WHAT YOU ARE ASKED TO DO: Find every line with the string "مشتریان" in the material below and copy it.

DATA LISTING:
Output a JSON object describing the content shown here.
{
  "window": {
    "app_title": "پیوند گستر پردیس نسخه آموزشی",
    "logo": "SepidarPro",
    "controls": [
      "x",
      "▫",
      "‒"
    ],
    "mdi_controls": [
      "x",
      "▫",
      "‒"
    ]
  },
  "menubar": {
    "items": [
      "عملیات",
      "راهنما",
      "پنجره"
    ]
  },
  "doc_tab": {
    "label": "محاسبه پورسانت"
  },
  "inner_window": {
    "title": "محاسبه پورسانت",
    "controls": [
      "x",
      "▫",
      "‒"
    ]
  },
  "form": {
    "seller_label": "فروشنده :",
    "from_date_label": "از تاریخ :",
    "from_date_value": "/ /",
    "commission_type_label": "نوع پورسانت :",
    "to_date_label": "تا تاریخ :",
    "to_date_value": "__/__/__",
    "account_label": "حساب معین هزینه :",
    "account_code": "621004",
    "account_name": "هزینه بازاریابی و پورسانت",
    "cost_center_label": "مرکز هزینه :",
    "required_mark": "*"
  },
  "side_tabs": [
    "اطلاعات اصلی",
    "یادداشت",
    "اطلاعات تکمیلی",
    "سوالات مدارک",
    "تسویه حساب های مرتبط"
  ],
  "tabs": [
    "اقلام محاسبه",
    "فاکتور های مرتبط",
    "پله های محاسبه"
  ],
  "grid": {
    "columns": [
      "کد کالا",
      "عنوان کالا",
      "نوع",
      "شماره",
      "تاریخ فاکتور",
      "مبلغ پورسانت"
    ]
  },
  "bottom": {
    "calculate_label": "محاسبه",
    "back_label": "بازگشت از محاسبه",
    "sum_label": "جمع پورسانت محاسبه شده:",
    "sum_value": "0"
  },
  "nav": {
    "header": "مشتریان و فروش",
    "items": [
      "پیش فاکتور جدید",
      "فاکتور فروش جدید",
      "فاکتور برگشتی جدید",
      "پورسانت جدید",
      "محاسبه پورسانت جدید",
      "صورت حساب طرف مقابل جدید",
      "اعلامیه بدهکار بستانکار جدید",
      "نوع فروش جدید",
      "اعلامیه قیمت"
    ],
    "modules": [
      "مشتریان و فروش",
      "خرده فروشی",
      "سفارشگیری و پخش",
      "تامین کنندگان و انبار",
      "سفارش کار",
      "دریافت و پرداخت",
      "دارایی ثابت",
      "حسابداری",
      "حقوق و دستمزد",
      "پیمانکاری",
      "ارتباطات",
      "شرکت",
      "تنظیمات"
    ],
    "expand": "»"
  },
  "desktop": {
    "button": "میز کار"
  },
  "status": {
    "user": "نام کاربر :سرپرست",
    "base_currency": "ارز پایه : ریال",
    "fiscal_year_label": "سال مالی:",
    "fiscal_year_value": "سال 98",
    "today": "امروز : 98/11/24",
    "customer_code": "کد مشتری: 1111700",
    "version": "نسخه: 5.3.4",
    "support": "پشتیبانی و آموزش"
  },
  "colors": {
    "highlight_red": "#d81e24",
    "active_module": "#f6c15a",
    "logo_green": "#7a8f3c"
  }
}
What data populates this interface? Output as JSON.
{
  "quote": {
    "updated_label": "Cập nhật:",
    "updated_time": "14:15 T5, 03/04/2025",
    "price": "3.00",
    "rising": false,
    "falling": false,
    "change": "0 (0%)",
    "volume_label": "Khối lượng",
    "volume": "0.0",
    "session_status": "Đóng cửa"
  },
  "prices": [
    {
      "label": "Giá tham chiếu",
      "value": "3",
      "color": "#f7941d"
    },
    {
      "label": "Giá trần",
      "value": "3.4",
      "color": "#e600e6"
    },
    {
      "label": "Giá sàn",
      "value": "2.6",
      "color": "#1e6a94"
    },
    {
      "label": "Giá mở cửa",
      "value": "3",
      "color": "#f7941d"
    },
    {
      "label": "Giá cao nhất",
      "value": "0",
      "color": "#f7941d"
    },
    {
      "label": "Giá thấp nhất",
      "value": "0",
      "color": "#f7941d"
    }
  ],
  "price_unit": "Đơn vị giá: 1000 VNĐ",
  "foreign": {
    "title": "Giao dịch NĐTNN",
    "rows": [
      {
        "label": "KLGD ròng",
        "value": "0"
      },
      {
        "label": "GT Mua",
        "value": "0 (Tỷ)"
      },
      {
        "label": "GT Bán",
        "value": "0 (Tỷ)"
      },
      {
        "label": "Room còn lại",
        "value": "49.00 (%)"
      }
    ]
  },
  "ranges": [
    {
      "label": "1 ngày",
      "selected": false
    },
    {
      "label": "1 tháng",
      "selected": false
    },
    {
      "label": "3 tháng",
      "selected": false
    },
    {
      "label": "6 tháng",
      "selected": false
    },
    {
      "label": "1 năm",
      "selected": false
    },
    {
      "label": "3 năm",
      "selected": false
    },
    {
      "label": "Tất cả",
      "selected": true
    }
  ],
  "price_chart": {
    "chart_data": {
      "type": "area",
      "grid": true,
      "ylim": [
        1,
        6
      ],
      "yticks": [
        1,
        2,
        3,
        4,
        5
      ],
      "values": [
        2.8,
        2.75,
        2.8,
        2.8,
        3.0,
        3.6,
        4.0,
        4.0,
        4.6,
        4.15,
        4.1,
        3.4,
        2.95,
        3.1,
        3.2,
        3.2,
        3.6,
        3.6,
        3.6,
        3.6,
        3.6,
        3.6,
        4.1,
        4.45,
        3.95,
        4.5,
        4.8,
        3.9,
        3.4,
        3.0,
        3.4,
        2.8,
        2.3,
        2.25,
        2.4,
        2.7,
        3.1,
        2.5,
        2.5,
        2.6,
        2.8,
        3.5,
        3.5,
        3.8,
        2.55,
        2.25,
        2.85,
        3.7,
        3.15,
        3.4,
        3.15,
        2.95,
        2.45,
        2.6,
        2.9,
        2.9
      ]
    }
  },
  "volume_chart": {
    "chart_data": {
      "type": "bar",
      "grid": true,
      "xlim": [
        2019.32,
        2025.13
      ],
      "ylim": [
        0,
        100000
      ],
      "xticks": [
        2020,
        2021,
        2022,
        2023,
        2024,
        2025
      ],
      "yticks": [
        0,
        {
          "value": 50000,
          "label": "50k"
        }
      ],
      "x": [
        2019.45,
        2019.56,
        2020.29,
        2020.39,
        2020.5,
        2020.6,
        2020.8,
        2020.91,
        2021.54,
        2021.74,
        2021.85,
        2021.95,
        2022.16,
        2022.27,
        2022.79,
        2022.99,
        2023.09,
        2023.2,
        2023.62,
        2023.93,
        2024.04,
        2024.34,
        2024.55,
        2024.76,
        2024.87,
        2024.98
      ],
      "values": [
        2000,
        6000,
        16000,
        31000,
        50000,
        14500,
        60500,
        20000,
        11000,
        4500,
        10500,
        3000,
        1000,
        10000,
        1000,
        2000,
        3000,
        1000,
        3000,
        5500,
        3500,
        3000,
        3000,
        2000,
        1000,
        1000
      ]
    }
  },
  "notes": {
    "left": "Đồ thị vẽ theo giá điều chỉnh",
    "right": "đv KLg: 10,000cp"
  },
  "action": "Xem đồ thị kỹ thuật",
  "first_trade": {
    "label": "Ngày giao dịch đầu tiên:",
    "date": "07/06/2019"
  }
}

SOLUTION FOR THIS EXERCISE:
    "header": "مشتریان و فروش",
      "مشتریان و فروش",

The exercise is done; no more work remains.